Liberation Heritage Route gathered SADC countries on a ‘way-forward’
The National Heritage Council of South Africa hosted a 2nd Southern Africa Liberation Workshop held in Pretoria on 09 – 11 October 2013. The 3 days workshop was attended by eminent Heritage leaders and experts from the Southern African Development Community (SADC) countries, who reported on progress made thus far, new developments and lessons learnt on African Liberation Programme.
Advocate Sonwabile Mancotywa CEO of the National Heritage Council gave the guests a warm welcome and said that this workshop serves as a way to engage with other SADC countries on the Liberation heritage, because the preservation and protection of our heritage sites is important to the history of Africa and its path to independence.
He further said that the aim to have a way-forward on the progression of the liberation heritage of Africa, in order to improve the richness in heritage and tourism in Africa to be able to meet the African Union’s vision for Africa 2063.
Advocate Mancotywa reiterated that this is a golden opportunity for Africa’s heritage consultants to contribute to that vision.
South Africa, as one of the previously colonized African countries has been on a constant search for mechanisms that strengthen and accelerate the development of a common national identity, thus the National Heritage Council is leading the National Liberation Route initiative.
He further added that it is important for South Africa to give recognition and honour those who contributed to the liberation struggle of our country in order for the government to give heritage the recognition it deserves.

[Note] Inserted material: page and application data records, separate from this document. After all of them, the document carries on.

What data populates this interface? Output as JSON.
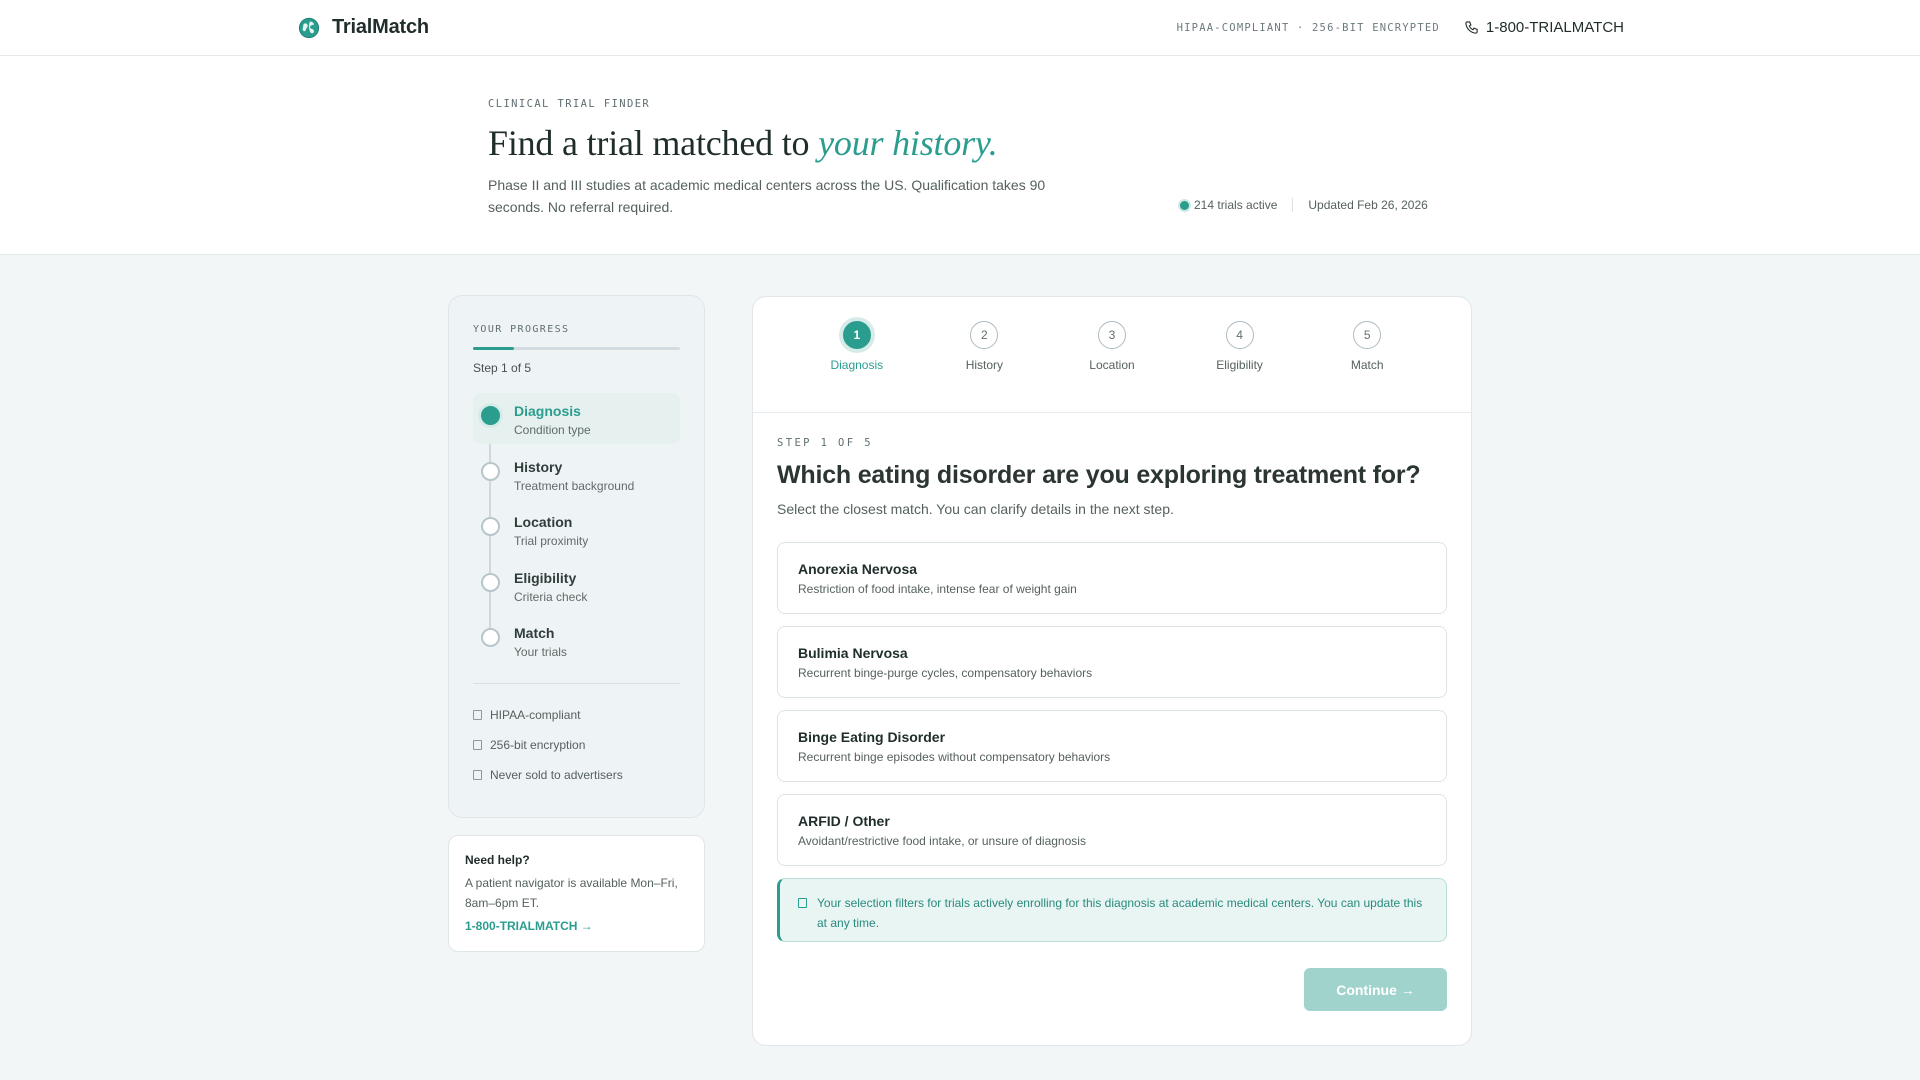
{
  "header": {
    "brand": "TrialMatch",
    "compliance": "HIPAA-COMPLIANT · 256-BIT ENCRYPTED",
    "phone": "1-800-TRIALMATCH",
    "icons": {
      "logo": "globe-logo-icon",
      "phone": "phone-icon"
    }
  },
  "hero": {
    "eyebrow": "CLINICAL TRIAL FINDER",
    "title_plain": "Find a trial matched to ",
    "title_emphasis": "your history.",
    "subtitle": "Phase II and III studies at academic medical centers across the US. Qualification takes 90 seconds. No referral required.",
    "trials_active": "214 trials active",
    "updated": "Updated Feb 26, 2026"
  },
  "sidebar": {
    "eyebrow": "YOUR PROGRESS",
    "progress_fraction": 0.2,
    "progress_text": "Step 1 of 5",
    "steps": [
      {
        "title": "Diagnosis",
        "sub": "Condition type",
        "active": true
      },
      {
        "title": "History",
        "sub": "Treatment background",
        "active": false
      },
      {
        "title": "Location",
        "sub": "Trial proximity",
        "active": false
      },
      {
        "title": "Eligibility",
        "sub": "Criteria check",
        "active": false
      },
      {
        "title": "Match",
        "sub": "Your trials",
        "active": false
      }
    ],
    "trust": [
      "HIPAA-compliant",
      "256-bit encryption",
      "Never sold to advertisers"
    ]
  },
  "help": {
    "title": "Need help?",
    "text": "A patient navigator is available Mon–Fri, 8am–6pm ET.",
    "link": "1-800-TRIALMATCH →"
  },
  "stepper": [
    {
      "num": "1",
      "label": "Diagnosis",
      "active": true
    },
    {
      "num": "2",
      "label": "History",
      "active": false
    },
    {
      "num": "3",
      "label": "Location",
      "active": false
    },
    {
      "num": "4",
      "label": "Eligibility",
      "active": false
    },
    {
      "num": "5",
      "label": "Match",
      "active": false
    }
  ],
  "question": {
    "eyebrow": "STEP 1 OF 5",
    "title": "Which eating disorder are you exploring treatment for?",
    "subtitle": "Select the closest match. You can clarify details in the next step.",
    "options": [
      {
        "title": "Anorexia Nervosa",
        "desc": "Restriction of food intake, intense fear of weight gain"
      },
      {
        "title": "Bulimia Nervosa",
        "desc": "Recurrent binge-purge cycles, compensatory behaviors"
      },
      {
        "title": "Binge Eating Disorder",
        "desc": "Recurrent binge episodes without compensatory behaviors"
      },
      {
        "title": "ARFID / Other",
        "desc": "Avoidant/restrictive food intake, or unsure of diagnosis"
      }
    ],
    "notice": "Your selection filters for trials actively enrolling for this diagnosis at academic medical centers. You can update this at any time.",
    "continue_label": "Continue →"
  },
  "colors": {
    "accent": "#2a9d8f",
    "accent_disabled": "#9fd3cb",
    "notice_bg": "#e9f5f3"
  }
}
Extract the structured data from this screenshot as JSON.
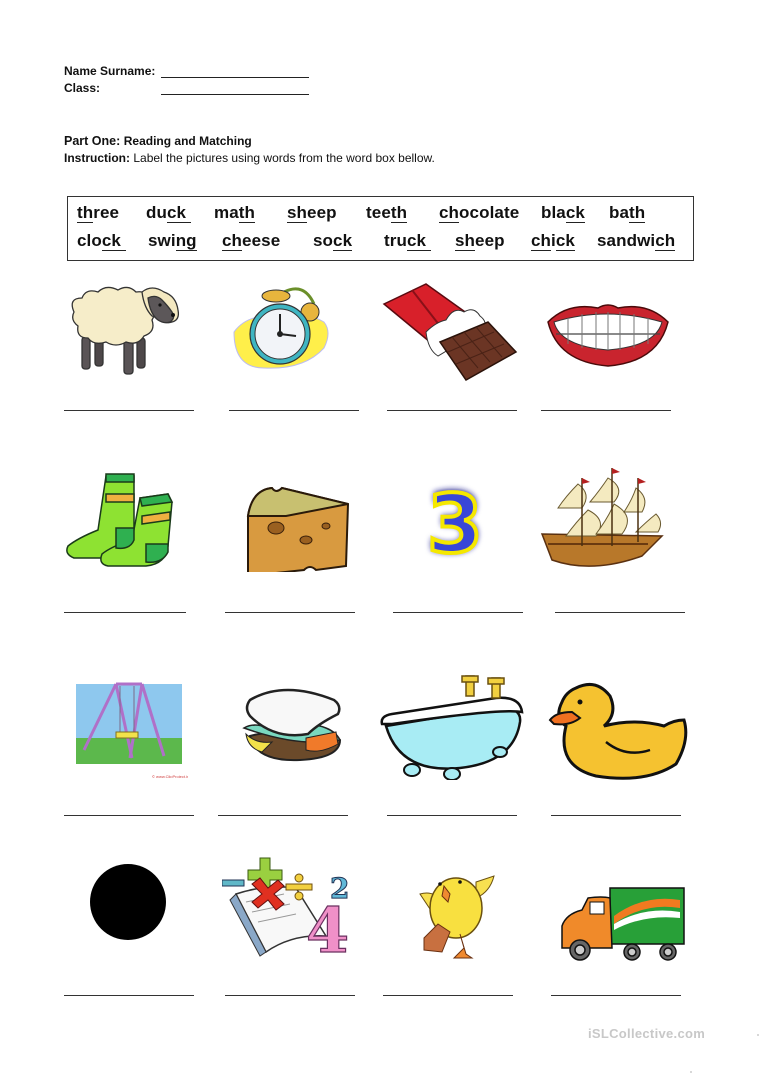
{
  "header": {
    "name_label": "Name Surname:",
    "class_label": "Class:"
  },
  "part": {
    "title_bold": "Part One:",
    "title_rest": "Reading and Matching",
    "instruction_label": "Instruction:",
    "instruction_text": "Label the pictures using words from the word box bellow."
  },
  "word_box": {
    "row1": [
      {
        "pre": "",
        "u": "th",
        "post": "ree"
      },
      {
        "pre": "du",
        "u": "ck ",
        "post": ""
      },
      {
        "pre": "ma",
        "u": "th",
        "post": ""
      },
      {
        "pre": "",
        "u": "sh",
        "post": "eep"
      },
      {
        "pre": "tee",
        "u": "th",
        "post": ""
      },
      {
        "pre": "",
        "u": "ch",
        "post": "ocolate"
      },
      {
        "pre": "bla",
        "u": "ck",
        "post": ""
      },
      {
        "pre": "ba",
        "u": "th",
        "post": ""
      }
    ],
    "row2": [
      {
        "pre": "clo",
        "u": "ck ",
        "post": ""
      },
      {
        "pre": "swi",
        "u": "ng",
        "post": ""
      },
      {
        "pre": "",
        "u": "ch",
        "post": "eese"
      },
      {
        "pre": "so",
        "u": "ck",
        "post": ""
      },
      {
        "pre": "tru",
        "u": "ck ",
        "post": ""
      },
      {
        "pre": "",
        "u": "sh",
        "post": "eep"
      },
      {
        "pre": "",
        "u": "ch",
        "post": "i",
        "u2": "ck"
      },
      {
        "pre": "sandwi",
        "u": "ch",
        "post": ""
      }
    ]
  },
  "pictures": [
    {
      "row": 1,
      "col": 1,
      "subject": "sheep"
    },
    {
      "row": 1,
      "col": 2,
      "subject": "alarm clock"
    },
    {
      "row": 1,
      "col": 3,
      "subject": "chocolate bar"
    },
    {
      "row": 1,
      "col": 4,
      "subject": "teeth"
    },
    {
      "row": 2,
      "col": 1,
      "subject": "socks"
    },
    {
      "row": 2,
      "col": 2,
      "subject": "cheese"
    },
    {
      "row": 2,
      "col": 3,
      "subject": "number three"
    },
    {
      "row": 2,
      "col": 4,
      "subject": "ship"
    },
    {
      "row": 3,
      "col": 1,
      "subject": "swing"
    },
    {
      "row": 3,
      "col": 2,
      "subject": "sandwich"
    },
    {
      "row": 3,
      "col": 3,
      "subject": "bathtub"
    },
    {
      "row": 3,
      "col": 4,
      "subject": "duck"
    },
    {
      "row": 4,
      "col": 1,
      "subject": "black circle"
    },
    {
      "row": 4,
      "col": 2,
      "subject": "math book"
    },
    {
      "row": 4,
      "col": 3,
      "subject": "chick"
    },
    {
      "row": 4,
      "col": 4,
      "subject": "truck"
    }
  ],
  "footer": {
    "watermark": "iSLCollective.com"
  },
  "colors": {
    "text": "#111111",
    "watermark": "#c8c8c8"
  }
}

All the present countries presented their reports and strides achieved on the Liberation heritage project during the workshop.
It was observed that most heritage sites in the SADC countries participating in the ‘Road to independence in Africa’ were not properly managed and preserved; community participation was lacking which defeats the purpose of making our heritage monuments a ‘living heritage’ where stories are narrated from the hearts of the communities.
There was also group work activity, where delegates where divided into four commissions that had to discuss and reach decisions on implementation strategies for Africa Liberation Heritage to have a common strategy; i.e. Types of nomination approached (serial national, serial trans-boundary, single sit, preferred options & sequencing; fundraising/sustainability of the liberation heritage process; continental coordination/creating African Agenda and Issues for resolution to improve trans-boundary issues.
The delegates agreed that heritage created during Africa’s liberation struggles was being left to fade with time; cultural heritage was an important element and instrument of the expression of human identity and that the protection and promotion of the Africa Liberation Heritage was an important strategy for fostering multi-cultural identities and enhancing dialogue within and between civilisations.
Some of the consensus reached amongst the delegates, was that the Liberation Heritage Committee needs to draft a model towards finding a common strategy for Africa’s Liberation heritage site to be listed as World Heritage Sites that all SADC countries can adhere to; a fund for LHR in Africa, development of an ATLAS for Liberation heritage sites, have a digital communication tool where all participating countries can keep contact, update on progress and challenges encountered.
Souayibou Varissoo, Head of Programmes at AWFH (African World Heritage Fund) said that the main objective of the organisation is to see how the number of liberation heritage sites can be better improved to accelerate business in Africa. “We need to collectively improve the image of Africa through good management and presentation of our heritage sites”, he stressed.
Some of the challenges highlighted by the NHC from a South African context are that participation from other political parties lacks since not all political leaders have been part of the liberation struggle to democracy of the country. Other Sub-Saharan countries’ common challenges were that politicization, allocation of resources, proper management structures and systems research documents, inventory capacity building political interest is of necessity in this project.
Community involvement and other stakeholder engagement from regional to national level, whether segregated or not segregated and state bodies seemed to be the key ingredient in getting the support and active participation from all key stakeholders on the project.
All stakeholders need to be engaged; synergies need to be formed and momentum created because the nomination process takes a long time . A joint submission of the nominated sites is a process, as it requires enough funding and adequate skilled manpower to ensure that things are done properly.
Some of the solutions tabled by the groups are that Africa needs to have its own technical resources. Each and every country that is implementing the LHR programmes must be able to consult a technical team when it needs technical advise on how you manage the Liberation heritage programme; consolidation of report for mobilisation purpose. It was also proposed that the Africa World Heritage Fund (AWFH) should establish a liberation heritage fund where stakeholders can contribute.
It was however stressed that the participating countries should not only aim to list the site onto the World Heritage Site list but to ensure that the sites are preserved, protected and well-managed with narrators as community members.